Also familiar were some ‘Weather Sayings’, such as ‘Mackerel sky—never long wet, never long dry’ as a white streaked sky with clouds means very changeable weather. Another saying may be useful ‘If it is fine on 21 June it will be set fair until 21 September’ and of course ‘When cows lie down it will rain’.
I recall from my early days reference to someone being ‘Sawney’ meaning having slow, drawling speech and possibly slow of thought. Also ‘Leery’ as being hungry, empty and ‘Na’r a’ for never a. Then ‘Sprack’ or ‘Spreck’ for well, active and ‘Withwind’ for bindweed, also ‘Stout’ or ‘Stoat’ for a cowfly. These last five are recorded by William Barnes, too. He has also recorded ‘Hangen’ for sloping ground, ‘Hazzle’ for hazel, ‘Heal’ for hide or cover, ‘Het’ for heat or hit, ‘Kecks’ for cowparsley stem, ‘Knap’ for hillock or knob, ‘Leaene’ for lane, ‘Mammet’ for scarecrow, ‘Nesh’ for soft, ‘Nitch’ for large faggot of wood, ‘Par’ for shut up or close, ‘Ratch’ for stretch, ‘Scram’ for distorted, ‘Send’ for shower, ‘Wont’ is a mole, and ‘Wops’ for wasp.
Sylvia Creed also quoted from a charter granted to Whitchurch in 1240 which includes an early name for Marshwood as ‘Capella de Mersewode’.

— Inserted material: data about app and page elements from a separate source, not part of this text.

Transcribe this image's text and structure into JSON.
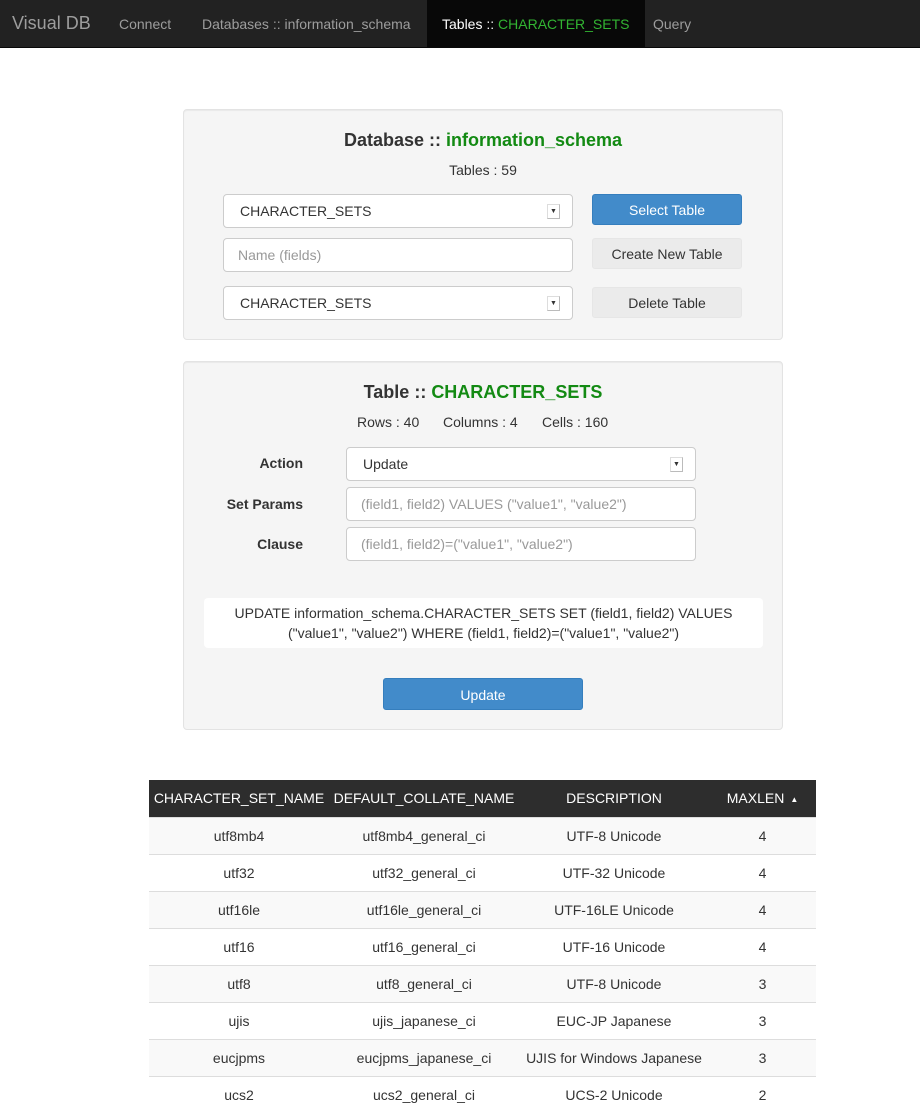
{
  "navbar": {
    "brand": "Visual DB",
    "items": [
      {
        "label": "Connect"
      },
      {
        "label": "Databases :: information_schema"
      },
      {
        "label_prefix": "Tables :: ",
        "label_highlight": "CHARACTER_SETS"
      },
      {
        "label": "Query"
      }
    ]
  },
  "database_panel": {
    "title_prefix": "Database :: ",
    "title_name": "information_schema",
    "tables_count": "Tables : 59",
    "select_table_value": "CHARACTER_SETS",
    "select_table_button": "Select Table",
    "name_placeholder": "Name (fields)",
    "create_button": "Create New Table",
    "delete_table_value": "CHARACTER_SETS",
    "delete_button": "Delete Table"
  },
  "table_panel": {
    "title_prefix": "Table :: ",
    "title_name": "CHARACTER_SETS",
    "rows": "Rows : 40",
    "columns": "Columns : 4",
    "cells": "Cells : 160",
    "action_label": "Action",
    "action_value": "Update",
    "set_params_label": "Set Params",
    "set_params_placeholder": "(field1, field2) VALUES (\"value1\", \"value2\")",
    "clause_label": "Clause",
    "clause_placeholder": "(field1, field2)=(\"value1\", \"value2\")",
    "query_line1": "UPDATE information_schema.CHARACTER_SETS SET (field1, field2) VALUES",
    "query_line2": "(\"value1\", \"value2\") WHERE (field1, field2)=(\"value1\", \"value2\")",
    "update_button": "Update"
  },
  "data_table": {
    "headers": [
      "CHARACTER_SET_NAME",
      "DEFAULT_COLLATE_NAME",
      "DESCRIPTION",
      "MAXLEN"
    ],
    "sort_indicator": "▲",
    "rows": [
      [
        "utf8mb4",
        "utf8mb4_general_ci",
        "UTF-8 Unicode",
        "4"
      ],
      [
        "utf32",
        "utf32_general_ci",
        "UTF-32 Unicode",
        "4"
      ],
      [
        "utf16le",
        "utf16le_general_ci",
        "UTF-16LE Unicode",
        "4"
      ],
      [
        "utf16",
        "utf16_general_ci",
        "UTF-16 Unicode",
        "4"
      ],
      [
        "utf8",
        "utf8_general_ci",
        "UTF-8 Unicode",
        "3"
      ],
      [
        "ujis",
        "ujis_japanese_ci",
        "EUC-JP Japanese",
        "3"
      ],
      [
        "eucjpms",
        "eucjpms_japanese_ci",
        "UJIS for Windows Japanese",
        "3"
      ],
      [
        "ucs2",
        "ucs2_general_ci",
        "UCS-2 Unicode",
        "2"
      ]
    ]
  },
  "colors": {
    "navbar_bg": "#222222",
    "highlight_green": "#138a13",
    "primary_button": "#428bca",
    "table_header_bg": "#2d2d2d"
  }
}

Bridport History Society does not meet in July and August, but we hope to see you all in September.
Cecil Amor, Hon President, Bridport History Society.